[Opening Records for the task section]

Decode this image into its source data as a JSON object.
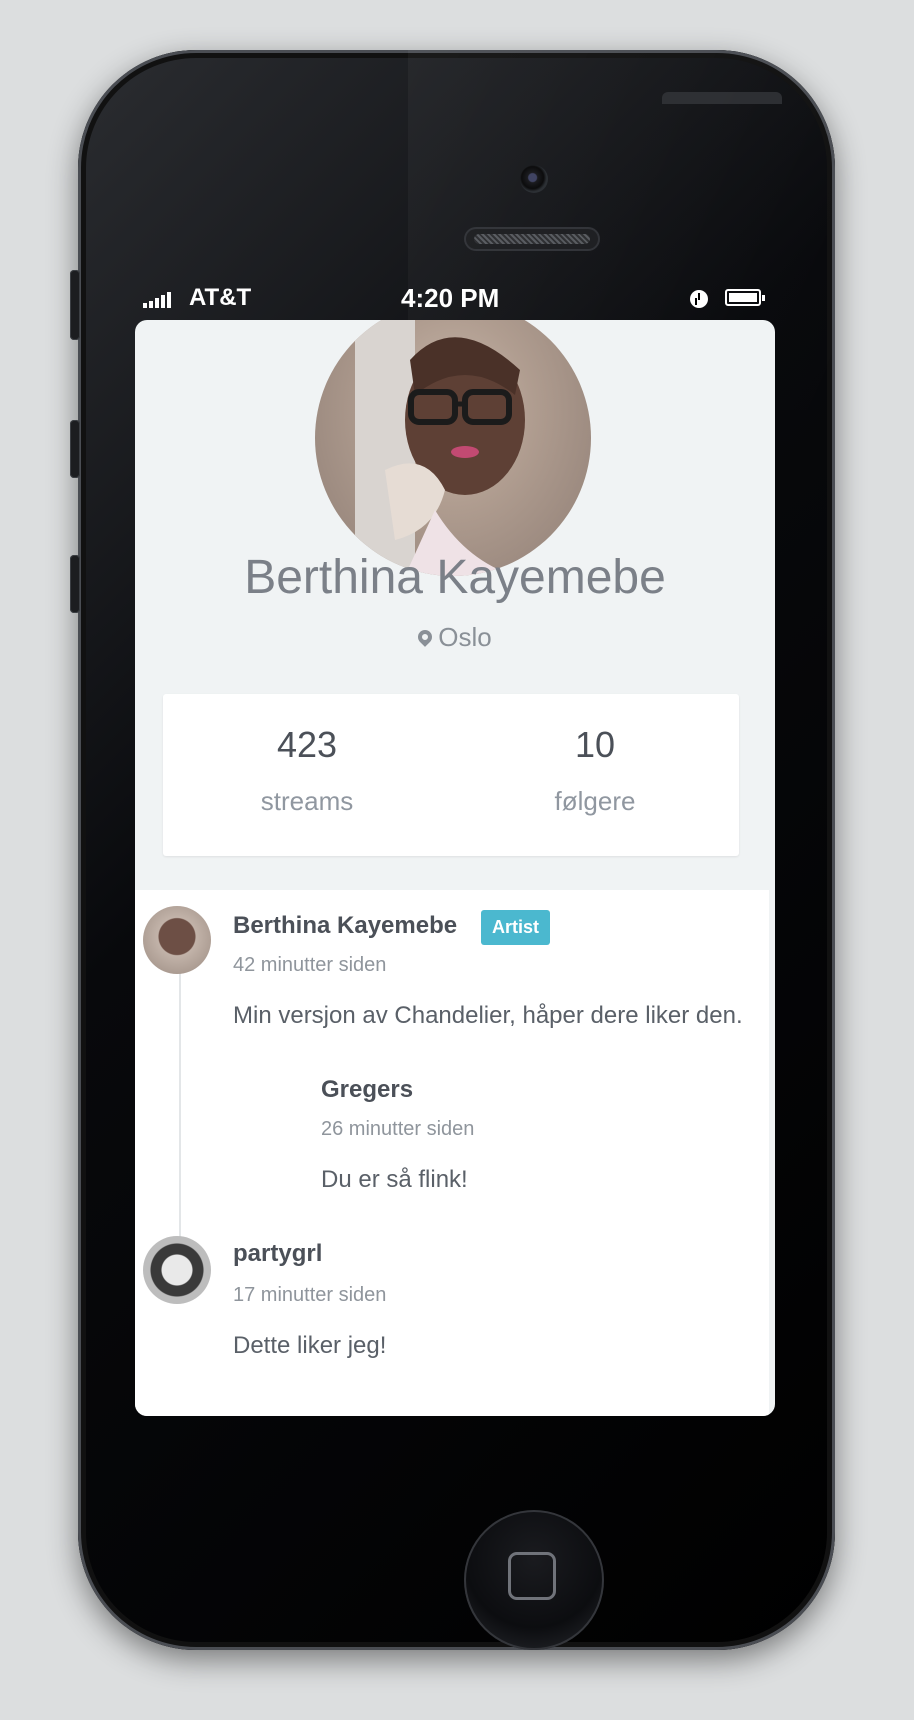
{
  "status_bar": {
    "carrier": "AT&T",
    "time": "4:20 PM"
  },
  "profile": {
    "name": "Berthina Kayemebe",
    "location": "Oslo",
    "stats": [
      {
        "value": "423",
        "label": "streams"
      },
      {
        "value": "10",
        "label": "følgere"
      }
    ]
  },
  "feed": {
    "posts": [
      {
        "author": "Berthina Kayemebe",
        "badge": "Artist",
        "time": "42 minutter siden",
        "text": "Min versjon av Chandelier, håper dere liker den.",
        "replies": [
          {
            "author": "Gregers",
            "time": "26 minutter siden",
            "text": "Du er så flink!"
          }
        ]
      },
      {
        "author": "partygrl",
        "time": "17 minutter siden",
        "text": "Dette liker jeg!"
      }
    ]
  },
  "icons": {
    "signal": "signal-bars-icon",
    "clock": "clock-icon",
    "battery": "battery-icon",
    "location": "map-pin-icon",
    "home": "home-button-icon"
  }
}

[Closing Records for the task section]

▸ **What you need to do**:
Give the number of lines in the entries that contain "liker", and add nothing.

▸ **Response below**:
2